Extracted information section start

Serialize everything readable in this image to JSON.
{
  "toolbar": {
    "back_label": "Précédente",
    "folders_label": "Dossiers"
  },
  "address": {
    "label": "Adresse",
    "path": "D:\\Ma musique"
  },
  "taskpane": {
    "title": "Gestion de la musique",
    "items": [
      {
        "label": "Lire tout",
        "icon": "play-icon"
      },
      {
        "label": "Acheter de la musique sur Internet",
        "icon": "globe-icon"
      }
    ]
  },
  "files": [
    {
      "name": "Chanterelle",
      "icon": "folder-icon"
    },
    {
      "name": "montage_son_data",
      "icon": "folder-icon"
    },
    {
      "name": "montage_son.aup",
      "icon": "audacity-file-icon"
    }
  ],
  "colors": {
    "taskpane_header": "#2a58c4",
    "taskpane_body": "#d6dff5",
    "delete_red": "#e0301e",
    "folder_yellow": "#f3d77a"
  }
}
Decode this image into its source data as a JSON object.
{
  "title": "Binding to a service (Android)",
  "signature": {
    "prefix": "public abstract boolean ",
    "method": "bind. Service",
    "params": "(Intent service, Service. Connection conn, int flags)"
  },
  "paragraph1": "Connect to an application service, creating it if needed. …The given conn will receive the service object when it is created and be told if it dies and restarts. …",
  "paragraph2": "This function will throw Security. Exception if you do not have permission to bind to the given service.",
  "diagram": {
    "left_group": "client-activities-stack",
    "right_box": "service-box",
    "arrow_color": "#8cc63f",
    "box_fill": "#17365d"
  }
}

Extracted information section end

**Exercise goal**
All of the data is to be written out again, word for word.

**Response to the exercise**
Serialize everything readable in this image to JSON.
{
  "toolbar": {
    "back_label": "Précédente",
    "folders_label": "Dossiers"
  },
  "address": {
    "label": "Adresse",
    "path": "D:\\Ma musique"
  },
  "taskpane": {
    "title": "Gestion de la musique",
    "items": [
      {
        "label": "Lire tout",
        "icon": "play-icon"
      },
      {
        "label": "Acheter de la musique sur Internet",
        "icon": "globe-icon"
      }
    ]
  },
  "files": [
    {
      "name": "Chanterelle",
      "icon": "folder-icon"
    },
    {
      "name": "montage_son_data",
      "icon": "folder-icon"
    },
    {
      "name": "montage_son.aup",
      "icon": "audacity-file-icon"
    }
  ],
  "colors": {
    "taskpane_header": "#2a58c4",
    "taskpane_body": "#d6dff5",
    "delete_red": "#e0301e",
    "folder_yellow": "#f3d77a"
  }
}
Decode this image into its source data as a JSON object.
{
  "title": "Binding to a service (Android)",
  "signature": {
    "prefix": "public abstract boolean ",
    "method": "bind. Service",
    "params": "(Intent service, Service. Connection conn, int flags)"
  },
  "paragraph1": "Connect to an application service, creating it if needed. …The given conn will receive the service object when it is created and be told if it dies and restarts. …",
  "paragraph2": "This function will throw Security. Exception if you do not have permission to bind to the given service.",
  "diagram": {
    "left_group": "client-activities-stack",
    "right_box": "service-box",
    "arrow_color": "#8cc63f",
    "box_fill": "#17365d"
  }
}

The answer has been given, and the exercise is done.